### What needs to be done
Copy out each line of the data below in which the string "this" appears.

### Exercise inputs
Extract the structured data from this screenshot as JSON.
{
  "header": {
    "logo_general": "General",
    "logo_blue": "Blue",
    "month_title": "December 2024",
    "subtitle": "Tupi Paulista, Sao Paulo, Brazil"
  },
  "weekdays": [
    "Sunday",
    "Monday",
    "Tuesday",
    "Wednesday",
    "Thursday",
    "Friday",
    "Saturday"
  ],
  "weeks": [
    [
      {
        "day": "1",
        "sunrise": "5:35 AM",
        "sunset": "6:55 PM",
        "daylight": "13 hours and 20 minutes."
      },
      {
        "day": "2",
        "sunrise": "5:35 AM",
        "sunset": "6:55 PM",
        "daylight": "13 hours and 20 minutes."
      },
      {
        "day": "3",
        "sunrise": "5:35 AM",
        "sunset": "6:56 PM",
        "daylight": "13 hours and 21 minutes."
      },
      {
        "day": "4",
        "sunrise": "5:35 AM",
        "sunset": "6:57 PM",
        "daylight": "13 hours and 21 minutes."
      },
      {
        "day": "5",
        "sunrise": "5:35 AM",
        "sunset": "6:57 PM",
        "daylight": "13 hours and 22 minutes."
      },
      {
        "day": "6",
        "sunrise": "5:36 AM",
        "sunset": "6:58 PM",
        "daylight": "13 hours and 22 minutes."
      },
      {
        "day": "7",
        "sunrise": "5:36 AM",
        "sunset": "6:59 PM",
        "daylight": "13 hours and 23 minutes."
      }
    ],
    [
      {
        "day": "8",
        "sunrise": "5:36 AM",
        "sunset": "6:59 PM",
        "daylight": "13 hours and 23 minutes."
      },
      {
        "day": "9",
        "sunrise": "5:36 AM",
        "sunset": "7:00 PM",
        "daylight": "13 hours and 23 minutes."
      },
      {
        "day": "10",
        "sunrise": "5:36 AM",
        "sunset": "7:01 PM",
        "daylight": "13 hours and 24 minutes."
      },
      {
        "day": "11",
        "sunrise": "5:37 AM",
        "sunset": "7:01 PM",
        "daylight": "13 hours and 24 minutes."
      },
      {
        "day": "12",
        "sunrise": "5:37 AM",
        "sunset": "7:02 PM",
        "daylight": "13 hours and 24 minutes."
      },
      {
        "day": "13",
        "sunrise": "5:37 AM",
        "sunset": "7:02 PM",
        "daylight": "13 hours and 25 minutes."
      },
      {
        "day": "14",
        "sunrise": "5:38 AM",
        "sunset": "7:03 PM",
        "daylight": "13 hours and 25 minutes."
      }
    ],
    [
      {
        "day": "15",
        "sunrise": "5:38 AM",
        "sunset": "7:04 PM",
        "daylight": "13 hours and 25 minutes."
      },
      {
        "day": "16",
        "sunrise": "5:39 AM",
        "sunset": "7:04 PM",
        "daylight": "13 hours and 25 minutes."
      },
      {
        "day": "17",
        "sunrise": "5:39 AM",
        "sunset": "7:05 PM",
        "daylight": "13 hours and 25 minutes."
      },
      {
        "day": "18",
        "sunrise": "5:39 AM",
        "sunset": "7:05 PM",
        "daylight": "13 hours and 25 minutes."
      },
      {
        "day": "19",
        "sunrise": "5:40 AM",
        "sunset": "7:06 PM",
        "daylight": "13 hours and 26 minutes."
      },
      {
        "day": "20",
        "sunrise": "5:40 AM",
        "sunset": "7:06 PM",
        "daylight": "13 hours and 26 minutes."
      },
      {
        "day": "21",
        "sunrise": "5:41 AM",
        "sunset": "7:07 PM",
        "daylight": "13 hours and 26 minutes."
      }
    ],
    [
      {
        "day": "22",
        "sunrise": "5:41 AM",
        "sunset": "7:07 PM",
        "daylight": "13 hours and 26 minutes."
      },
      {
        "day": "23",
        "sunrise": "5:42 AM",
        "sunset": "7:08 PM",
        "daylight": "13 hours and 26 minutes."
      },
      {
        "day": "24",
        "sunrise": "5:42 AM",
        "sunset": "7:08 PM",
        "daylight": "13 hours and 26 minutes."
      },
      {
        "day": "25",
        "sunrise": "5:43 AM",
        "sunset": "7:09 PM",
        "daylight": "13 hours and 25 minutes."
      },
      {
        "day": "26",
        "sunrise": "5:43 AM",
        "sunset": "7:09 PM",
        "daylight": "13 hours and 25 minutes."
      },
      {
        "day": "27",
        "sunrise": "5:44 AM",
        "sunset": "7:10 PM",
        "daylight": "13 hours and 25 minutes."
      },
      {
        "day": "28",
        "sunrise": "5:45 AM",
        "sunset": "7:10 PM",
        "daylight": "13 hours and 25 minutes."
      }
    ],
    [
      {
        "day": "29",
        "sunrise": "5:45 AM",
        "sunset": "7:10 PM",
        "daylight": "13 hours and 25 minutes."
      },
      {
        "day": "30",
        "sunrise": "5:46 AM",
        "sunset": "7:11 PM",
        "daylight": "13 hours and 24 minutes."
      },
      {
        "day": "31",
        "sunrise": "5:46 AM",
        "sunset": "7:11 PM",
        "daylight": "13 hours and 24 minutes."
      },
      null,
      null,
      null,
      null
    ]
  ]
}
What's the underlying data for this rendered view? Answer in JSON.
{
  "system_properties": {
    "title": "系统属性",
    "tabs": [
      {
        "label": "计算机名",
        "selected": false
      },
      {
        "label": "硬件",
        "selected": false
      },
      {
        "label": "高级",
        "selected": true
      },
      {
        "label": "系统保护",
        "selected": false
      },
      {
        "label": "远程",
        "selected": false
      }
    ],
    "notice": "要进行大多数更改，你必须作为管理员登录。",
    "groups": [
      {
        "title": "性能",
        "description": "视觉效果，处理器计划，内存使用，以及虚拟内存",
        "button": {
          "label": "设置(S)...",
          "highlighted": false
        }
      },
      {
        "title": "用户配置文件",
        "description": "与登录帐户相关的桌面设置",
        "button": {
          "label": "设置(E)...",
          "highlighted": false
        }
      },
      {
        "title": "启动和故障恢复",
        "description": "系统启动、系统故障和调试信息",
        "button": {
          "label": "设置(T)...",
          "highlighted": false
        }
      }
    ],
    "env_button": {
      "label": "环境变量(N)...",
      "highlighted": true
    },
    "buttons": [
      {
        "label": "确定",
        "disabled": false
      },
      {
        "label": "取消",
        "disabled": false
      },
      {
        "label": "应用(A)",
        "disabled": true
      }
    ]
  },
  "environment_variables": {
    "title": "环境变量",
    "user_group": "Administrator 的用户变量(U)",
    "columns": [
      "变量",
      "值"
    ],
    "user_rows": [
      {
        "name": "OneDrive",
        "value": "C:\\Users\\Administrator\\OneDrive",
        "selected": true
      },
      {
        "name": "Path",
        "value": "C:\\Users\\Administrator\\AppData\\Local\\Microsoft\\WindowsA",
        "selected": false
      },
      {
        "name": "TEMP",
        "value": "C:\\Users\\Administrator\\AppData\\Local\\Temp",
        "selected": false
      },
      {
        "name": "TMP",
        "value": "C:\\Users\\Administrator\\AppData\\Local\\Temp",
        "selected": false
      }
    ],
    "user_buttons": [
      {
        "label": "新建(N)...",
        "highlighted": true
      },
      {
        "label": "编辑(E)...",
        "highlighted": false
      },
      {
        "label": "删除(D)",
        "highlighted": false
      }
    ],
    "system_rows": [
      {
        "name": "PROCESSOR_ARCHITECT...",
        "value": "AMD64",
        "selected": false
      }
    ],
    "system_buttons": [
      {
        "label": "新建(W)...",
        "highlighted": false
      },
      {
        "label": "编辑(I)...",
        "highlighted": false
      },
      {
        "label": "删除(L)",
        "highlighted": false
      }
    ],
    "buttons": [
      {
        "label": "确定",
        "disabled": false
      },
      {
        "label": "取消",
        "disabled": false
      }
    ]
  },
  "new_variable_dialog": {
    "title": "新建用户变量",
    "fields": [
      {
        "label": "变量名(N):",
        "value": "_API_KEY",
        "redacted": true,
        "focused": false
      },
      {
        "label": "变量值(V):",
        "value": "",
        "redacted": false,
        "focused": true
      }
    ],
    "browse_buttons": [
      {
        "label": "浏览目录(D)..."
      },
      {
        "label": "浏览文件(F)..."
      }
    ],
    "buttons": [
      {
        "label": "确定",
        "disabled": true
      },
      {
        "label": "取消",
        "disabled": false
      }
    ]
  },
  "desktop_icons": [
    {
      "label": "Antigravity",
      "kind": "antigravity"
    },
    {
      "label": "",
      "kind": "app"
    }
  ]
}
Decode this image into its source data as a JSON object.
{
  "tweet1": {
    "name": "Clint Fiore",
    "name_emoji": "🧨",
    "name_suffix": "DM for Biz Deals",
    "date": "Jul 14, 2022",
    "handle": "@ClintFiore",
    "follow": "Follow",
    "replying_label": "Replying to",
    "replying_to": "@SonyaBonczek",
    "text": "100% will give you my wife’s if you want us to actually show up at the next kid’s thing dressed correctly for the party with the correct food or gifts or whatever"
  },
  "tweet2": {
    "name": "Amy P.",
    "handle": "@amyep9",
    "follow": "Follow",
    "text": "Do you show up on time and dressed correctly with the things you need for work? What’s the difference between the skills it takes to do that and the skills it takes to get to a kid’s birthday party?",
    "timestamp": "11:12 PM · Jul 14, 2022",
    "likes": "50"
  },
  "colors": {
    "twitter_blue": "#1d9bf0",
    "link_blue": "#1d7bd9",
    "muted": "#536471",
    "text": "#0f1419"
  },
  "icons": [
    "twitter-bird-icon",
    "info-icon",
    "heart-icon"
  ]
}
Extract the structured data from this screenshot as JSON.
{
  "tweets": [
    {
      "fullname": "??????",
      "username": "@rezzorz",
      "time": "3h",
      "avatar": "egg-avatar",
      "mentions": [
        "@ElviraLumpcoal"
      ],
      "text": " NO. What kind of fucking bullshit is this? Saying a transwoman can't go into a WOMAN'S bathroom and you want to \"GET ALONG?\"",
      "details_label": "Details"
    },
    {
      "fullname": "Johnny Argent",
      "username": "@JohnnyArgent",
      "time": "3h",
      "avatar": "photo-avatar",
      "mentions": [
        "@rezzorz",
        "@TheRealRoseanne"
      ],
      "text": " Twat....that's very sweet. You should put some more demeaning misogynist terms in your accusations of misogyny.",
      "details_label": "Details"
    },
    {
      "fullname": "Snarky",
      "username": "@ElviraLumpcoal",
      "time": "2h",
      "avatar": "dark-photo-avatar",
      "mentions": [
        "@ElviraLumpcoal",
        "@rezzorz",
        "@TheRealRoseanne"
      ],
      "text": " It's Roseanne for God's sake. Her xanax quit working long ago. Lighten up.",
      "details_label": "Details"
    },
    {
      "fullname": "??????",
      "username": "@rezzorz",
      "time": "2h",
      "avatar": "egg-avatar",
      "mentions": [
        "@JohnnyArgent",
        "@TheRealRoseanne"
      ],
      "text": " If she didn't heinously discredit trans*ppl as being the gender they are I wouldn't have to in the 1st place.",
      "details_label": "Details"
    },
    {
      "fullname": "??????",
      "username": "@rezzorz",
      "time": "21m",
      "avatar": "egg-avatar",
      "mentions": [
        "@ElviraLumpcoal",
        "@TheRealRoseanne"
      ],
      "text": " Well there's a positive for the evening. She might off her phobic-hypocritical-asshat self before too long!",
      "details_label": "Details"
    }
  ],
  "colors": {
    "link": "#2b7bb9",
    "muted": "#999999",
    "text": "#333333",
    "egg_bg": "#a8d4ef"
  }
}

### Task response
Extract the structured data from this screenshot as JSON.
What's the underlying data for this rendered view? Answer in JSON.
Decode this image into its source data as a JSON object.
Extract the structured data from this screenshot as JSON.
      "text": " NO. What kind of fucking bullshit is this? Saying a transwoman can't go into a WOMAN'S bathroom and you want to \"GET ALONG?\"",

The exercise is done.